(TASK DESCRIPTION)
Report back every line below that carries the word "Quality".
--------------------------------------------------
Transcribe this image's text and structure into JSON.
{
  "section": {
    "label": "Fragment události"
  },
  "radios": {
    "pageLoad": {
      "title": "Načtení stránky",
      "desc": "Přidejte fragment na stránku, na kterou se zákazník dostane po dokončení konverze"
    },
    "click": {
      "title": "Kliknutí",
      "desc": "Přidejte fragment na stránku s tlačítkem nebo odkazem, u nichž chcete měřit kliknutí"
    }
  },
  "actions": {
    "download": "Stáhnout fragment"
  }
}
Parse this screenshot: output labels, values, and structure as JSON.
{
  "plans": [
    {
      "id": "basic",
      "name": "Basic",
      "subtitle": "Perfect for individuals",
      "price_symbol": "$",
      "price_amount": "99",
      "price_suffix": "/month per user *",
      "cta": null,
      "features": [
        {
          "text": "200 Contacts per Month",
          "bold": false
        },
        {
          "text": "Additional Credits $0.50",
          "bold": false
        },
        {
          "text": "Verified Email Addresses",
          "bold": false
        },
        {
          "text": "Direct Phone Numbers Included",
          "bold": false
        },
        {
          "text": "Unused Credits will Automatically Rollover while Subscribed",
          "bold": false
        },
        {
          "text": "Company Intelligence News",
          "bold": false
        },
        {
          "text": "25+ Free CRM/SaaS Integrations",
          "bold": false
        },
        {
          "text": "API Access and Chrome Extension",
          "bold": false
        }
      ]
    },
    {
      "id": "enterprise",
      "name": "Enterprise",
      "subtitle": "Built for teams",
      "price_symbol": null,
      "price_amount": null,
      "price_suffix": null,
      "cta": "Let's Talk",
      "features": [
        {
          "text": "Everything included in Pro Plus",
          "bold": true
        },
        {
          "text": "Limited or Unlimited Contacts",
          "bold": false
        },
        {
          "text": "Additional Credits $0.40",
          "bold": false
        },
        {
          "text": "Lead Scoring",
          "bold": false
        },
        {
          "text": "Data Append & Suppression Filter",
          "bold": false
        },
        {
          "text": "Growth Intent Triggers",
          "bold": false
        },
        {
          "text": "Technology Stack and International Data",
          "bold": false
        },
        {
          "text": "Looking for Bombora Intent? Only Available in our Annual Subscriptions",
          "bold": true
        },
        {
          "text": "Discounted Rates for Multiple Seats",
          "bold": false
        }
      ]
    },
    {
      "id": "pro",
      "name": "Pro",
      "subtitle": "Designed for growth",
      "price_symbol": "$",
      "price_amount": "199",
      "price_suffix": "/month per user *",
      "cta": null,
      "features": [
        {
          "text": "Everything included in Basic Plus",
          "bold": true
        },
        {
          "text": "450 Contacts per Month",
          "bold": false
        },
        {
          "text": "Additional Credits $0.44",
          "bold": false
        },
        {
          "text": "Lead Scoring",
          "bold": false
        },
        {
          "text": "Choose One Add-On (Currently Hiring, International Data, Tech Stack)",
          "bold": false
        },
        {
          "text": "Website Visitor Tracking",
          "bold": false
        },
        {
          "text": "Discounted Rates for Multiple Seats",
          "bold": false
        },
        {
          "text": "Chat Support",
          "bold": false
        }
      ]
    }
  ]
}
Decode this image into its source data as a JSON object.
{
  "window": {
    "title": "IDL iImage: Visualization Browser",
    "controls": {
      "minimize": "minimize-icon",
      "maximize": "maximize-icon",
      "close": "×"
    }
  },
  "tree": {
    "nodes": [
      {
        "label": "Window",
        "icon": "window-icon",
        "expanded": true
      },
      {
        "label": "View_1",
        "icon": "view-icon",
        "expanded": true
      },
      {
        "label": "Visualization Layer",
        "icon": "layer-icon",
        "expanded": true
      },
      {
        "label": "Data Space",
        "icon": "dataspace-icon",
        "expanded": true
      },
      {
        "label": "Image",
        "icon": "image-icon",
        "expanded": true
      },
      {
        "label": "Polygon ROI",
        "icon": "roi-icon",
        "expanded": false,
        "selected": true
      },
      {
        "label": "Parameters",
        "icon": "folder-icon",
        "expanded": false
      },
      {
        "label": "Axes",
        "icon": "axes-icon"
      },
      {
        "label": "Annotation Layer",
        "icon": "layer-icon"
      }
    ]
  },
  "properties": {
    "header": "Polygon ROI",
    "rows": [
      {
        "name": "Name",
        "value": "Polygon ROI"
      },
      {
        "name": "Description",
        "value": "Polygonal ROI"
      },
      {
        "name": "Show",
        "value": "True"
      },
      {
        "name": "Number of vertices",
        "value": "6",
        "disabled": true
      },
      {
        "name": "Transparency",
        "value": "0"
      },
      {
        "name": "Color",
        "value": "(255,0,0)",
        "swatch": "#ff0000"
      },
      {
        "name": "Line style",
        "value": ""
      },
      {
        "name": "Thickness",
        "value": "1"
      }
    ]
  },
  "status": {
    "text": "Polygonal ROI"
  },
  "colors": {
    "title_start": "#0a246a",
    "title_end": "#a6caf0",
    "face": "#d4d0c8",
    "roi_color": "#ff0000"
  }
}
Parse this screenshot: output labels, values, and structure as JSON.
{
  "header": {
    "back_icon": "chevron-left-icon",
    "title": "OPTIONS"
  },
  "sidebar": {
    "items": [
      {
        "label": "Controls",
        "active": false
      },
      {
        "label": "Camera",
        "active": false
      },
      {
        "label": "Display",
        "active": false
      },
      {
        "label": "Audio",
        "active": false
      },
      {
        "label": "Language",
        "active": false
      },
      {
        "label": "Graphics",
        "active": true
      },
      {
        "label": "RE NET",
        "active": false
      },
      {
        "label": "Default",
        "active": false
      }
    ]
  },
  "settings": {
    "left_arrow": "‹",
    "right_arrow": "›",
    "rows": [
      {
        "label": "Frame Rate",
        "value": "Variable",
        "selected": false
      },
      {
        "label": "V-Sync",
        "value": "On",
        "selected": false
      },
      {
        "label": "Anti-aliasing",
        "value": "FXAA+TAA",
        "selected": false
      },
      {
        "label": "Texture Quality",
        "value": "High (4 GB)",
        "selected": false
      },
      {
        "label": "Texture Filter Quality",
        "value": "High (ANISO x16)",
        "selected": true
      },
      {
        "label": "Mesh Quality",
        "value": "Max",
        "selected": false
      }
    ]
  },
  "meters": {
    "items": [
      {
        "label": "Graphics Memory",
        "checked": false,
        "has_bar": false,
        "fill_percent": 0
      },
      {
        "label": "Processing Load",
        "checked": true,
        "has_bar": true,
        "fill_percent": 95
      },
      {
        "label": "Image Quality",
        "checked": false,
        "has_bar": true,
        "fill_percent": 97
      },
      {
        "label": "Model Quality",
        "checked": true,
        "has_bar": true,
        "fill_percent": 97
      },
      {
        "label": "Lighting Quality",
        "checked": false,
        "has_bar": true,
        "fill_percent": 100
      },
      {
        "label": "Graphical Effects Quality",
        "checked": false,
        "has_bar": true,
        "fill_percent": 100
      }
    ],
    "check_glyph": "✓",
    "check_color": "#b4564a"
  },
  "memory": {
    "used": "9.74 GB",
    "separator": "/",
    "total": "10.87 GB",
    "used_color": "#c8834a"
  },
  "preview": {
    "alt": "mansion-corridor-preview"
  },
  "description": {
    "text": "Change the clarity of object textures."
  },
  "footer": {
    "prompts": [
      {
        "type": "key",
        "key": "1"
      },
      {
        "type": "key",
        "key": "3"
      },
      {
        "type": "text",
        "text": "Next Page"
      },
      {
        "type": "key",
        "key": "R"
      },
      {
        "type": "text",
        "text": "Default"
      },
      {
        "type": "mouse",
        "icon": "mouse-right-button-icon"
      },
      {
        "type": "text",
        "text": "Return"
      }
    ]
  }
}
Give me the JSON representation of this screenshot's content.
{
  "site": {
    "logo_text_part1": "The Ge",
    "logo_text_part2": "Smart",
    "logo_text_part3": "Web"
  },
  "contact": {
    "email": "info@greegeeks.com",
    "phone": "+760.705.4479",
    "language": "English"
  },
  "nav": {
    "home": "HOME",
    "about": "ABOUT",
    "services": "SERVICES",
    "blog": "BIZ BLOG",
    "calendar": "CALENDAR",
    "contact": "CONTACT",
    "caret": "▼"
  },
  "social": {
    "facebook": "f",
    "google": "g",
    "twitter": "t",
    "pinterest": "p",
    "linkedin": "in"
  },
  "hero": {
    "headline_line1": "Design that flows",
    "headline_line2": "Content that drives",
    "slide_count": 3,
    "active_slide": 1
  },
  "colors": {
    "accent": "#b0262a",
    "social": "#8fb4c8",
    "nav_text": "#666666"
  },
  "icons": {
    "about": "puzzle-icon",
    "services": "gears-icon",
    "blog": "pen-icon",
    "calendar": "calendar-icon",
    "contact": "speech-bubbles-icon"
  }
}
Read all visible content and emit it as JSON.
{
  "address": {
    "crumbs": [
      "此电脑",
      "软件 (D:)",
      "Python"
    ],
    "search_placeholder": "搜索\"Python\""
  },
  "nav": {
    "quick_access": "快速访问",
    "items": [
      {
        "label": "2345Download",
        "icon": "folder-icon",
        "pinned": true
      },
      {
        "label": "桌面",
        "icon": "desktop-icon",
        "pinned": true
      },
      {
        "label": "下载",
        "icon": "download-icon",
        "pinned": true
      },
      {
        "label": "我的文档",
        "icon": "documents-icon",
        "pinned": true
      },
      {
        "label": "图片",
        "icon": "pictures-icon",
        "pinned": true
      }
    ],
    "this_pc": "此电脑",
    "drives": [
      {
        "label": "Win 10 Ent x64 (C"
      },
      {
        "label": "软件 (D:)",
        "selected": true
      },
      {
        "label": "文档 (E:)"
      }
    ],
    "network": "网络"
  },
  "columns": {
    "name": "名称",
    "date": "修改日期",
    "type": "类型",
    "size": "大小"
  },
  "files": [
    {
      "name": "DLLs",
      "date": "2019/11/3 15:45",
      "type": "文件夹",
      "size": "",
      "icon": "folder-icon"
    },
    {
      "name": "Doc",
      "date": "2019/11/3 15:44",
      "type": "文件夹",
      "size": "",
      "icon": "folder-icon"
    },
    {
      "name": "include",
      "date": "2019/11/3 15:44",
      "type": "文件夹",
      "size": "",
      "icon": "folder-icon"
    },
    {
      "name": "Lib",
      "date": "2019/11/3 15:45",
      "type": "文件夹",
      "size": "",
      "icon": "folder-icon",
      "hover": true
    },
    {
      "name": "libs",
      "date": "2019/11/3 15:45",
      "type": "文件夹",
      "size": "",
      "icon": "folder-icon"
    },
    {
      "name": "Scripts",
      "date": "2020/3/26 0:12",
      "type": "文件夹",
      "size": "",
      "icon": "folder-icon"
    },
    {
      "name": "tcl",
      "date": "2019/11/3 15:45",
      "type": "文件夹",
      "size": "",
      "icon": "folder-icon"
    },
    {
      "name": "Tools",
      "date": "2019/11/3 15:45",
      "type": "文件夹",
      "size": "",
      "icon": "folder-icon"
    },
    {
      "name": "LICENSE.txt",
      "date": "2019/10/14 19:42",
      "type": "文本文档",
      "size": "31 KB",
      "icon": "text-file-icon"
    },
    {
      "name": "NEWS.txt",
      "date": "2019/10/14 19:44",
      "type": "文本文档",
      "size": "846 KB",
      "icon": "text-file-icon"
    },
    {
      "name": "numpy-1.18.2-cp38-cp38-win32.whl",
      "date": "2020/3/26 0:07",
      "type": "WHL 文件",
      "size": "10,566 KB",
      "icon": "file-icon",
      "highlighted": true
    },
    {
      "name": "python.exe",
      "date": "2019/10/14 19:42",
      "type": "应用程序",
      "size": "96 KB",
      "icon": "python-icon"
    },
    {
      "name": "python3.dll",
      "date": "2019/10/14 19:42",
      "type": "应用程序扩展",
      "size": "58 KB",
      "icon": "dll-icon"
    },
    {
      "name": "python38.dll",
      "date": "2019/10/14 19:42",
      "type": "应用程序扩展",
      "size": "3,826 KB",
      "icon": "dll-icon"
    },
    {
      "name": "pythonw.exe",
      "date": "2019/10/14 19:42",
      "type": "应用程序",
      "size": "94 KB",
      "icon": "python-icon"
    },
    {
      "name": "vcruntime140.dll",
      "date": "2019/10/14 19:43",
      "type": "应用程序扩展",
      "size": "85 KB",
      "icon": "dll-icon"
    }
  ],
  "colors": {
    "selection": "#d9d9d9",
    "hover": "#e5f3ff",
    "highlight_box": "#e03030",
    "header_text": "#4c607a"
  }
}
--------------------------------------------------
(ANSWER FOR THIS EXERCISE)
        "label": "Texture Quality",
        "label": "Texture Filter Quality",
        "label": "Mesh Quality",
        "label": "Image Quality",
        "label": "Model Quality",
        "label": "Lighting Quality",
        "label": "Graphical Effects Quality",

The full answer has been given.